YOUR ASSIGNMENT: Reproduce each line of the material exactly, minus any picture.

STORED DATA:

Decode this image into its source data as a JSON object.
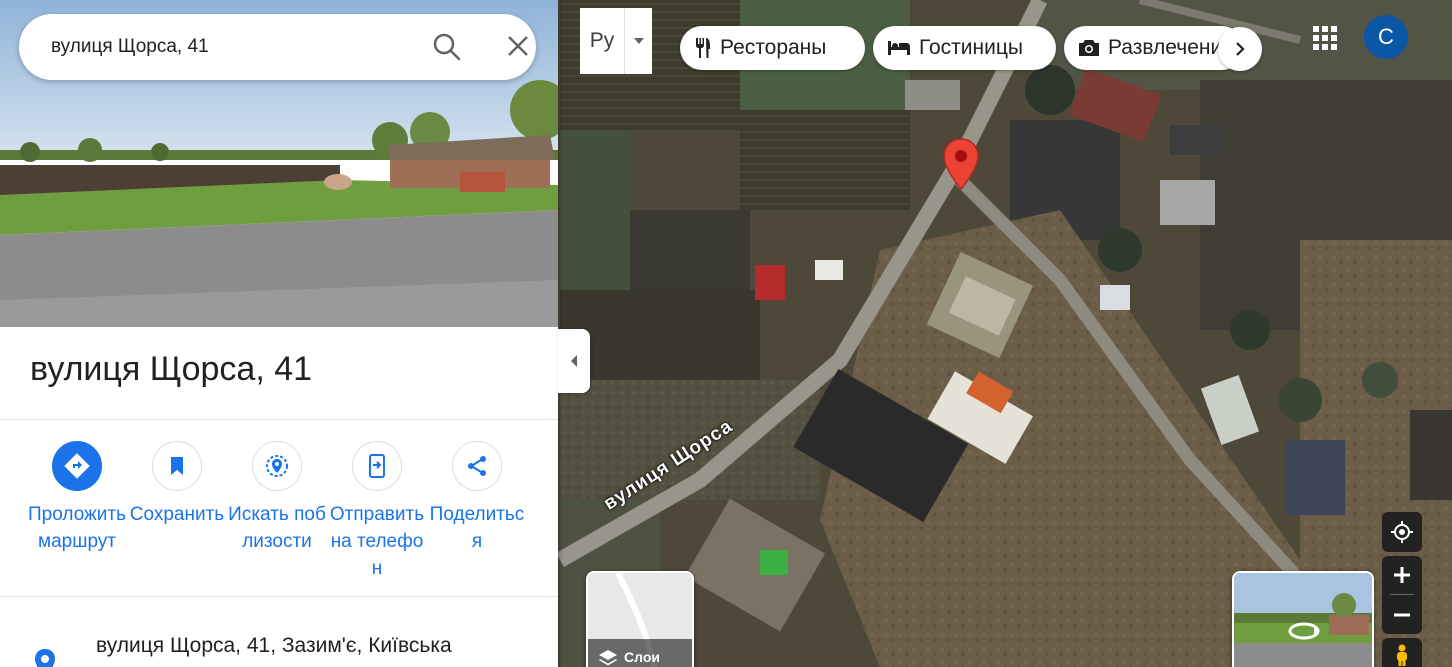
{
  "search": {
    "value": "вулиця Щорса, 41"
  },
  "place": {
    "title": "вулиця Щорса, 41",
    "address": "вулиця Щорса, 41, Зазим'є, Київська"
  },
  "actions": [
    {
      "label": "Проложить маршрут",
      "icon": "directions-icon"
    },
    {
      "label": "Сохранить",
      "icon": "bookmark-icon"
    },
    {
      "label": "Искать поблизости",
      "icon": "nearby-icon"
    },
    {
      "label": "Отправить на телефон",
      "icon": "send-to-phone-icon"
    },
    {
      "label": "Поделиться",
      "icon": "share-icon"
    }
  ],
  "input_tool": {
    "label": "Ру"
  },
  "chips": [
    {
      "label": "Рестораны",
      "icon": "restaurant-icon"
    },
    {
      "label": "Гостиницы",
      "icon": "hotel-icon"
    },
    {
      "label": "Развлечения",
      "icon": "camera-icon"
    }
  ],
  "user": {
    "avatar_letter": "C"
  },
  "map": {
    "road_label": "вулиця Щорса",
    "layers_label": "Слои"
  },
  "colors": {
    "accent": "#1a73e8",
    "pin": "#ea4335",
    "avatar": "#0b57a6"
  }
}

SOLUTION FOR THIS TASK:
Decode this image into its source data as a JSON object.
{
  "search": {
    "value": "вулиця Щорса, 41"
  },
  "place": {
    "title": "вулиця Щорса, 41",
    "address": "вулиця Щорса, 41, Зазим'є, Київська"
  },
  "actions": [
    {
      "label": "Проложить маршрут",
      "icon": "directions-icon"
    },
    {
      "label": "Сохранить",
      "icon": "bookmark-icon"
    },
    {
      "label": "Искать поблизости",
      "icon": "nearby-icon"
    },
    {
      "label": "Отправить на телефон",
      "icon": "send-to-phone-icon"
    },
    {
      "label": "Поделиться",
      "icon": "share-icon"
    }
  ],
  "input_tool": {
    "label": "Ру"
  },
  "chips": [
    {
      "label": "Рестораны",
      "icon": "restaurant-icon"
    },
    {
      "label": "Гостиницы",
      "icon": "hotel-icon"
    },
    {
      "label": "Развлечения",
      "icon": "camera-icon"
    }
  ],
  "user": {
    "avatar_letter": "C"
  },
  "map": {
    "road_label": "вулиця Щорса",
    "layers_label": "Слои"
  },
  "colors": {
    "accent": "#1a73e8",
    "pin": "#ea4335",
    "avatar": "#0b57a6"
  }
}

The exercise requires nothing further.